What this task involves =
Look through the lines below; wherever the word "file" appears, copy that line.

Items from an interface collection
Content starts

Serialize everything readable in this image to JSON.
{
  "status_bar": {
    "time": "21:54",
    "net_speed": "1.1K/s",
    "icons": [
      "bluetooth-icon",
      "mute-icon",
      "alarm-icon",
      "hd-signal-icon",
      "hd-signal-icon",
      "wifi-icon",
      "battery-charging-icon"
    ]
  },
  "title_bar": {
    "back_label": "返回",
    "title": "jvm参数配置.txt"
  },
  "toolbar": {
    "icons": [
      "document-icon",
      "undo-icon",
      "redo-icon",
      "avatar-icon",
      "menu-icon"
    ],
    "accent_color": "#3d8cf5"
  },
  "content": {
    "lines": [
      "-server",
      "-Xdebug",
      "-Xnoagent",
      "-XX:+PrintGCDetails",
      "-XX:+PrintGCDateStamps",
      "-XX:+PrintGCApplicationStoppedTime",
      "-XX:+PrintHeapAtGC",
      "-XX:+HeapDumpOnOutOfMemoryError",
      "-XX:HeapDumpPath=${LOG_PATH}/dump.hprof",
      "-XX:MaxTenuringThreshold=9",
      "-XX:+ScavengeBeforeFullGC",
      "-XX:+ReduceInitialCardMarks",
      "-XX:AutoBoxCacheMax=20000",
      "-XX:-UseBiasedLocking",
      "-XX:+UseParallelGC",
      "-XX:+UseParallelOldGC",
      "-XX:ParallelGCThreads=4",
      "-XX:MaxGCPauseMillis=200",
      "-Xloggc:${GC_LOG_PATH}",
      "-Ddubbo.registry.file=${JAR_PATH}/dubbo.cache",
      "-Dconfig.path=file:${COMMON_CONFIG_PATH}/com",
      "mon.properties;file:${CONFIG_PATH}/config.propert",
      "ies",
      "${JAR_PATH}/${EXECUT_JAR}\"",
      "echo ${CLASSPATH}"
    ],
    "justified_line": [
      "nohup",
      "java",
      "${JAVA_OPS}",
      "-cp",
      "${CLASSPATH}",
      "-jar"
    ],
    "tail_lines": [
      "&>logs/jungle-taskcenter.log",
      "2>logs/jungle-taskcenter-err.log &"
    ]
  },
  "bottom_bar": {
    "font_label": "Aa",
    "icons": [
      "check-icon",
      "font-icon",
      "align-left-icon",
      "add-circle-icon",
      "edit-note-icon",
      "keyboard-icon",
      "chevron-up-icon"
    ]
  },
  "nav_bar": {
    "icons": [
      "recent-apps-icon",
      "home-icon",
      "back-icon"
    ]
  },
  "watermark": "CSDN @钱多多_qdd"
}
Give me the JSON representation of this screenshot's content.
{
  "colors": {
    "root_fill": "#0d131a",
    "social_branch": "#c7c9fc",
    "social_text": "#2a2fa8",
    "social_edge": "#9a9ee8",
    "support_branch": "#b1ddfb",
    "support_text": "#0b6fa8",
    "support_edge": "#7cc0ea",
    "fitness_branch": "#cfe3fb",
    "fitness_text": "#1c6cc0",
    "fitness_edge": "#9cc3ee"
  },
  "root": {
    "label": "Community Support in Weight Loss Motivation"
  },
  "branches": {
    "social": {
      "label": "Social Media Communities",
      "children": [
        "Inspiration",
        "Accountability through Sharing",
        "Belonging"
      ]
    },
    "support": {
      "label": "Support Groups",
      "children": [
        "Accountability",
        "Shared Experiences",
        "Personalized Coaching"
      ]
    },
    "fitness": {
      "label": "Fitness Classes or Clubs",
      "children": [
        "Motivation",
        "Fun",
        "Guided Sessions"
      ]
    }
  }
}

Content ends

Written reply =
      "-Ddubbo.registry.file=${JAR_PATH}/dubbo.cache",
      "-Dconfig.path=file:${COMMON_CONFIG_PATH}/com",
      "mon.properties;file:${CONFIG_PATH}/config.propert",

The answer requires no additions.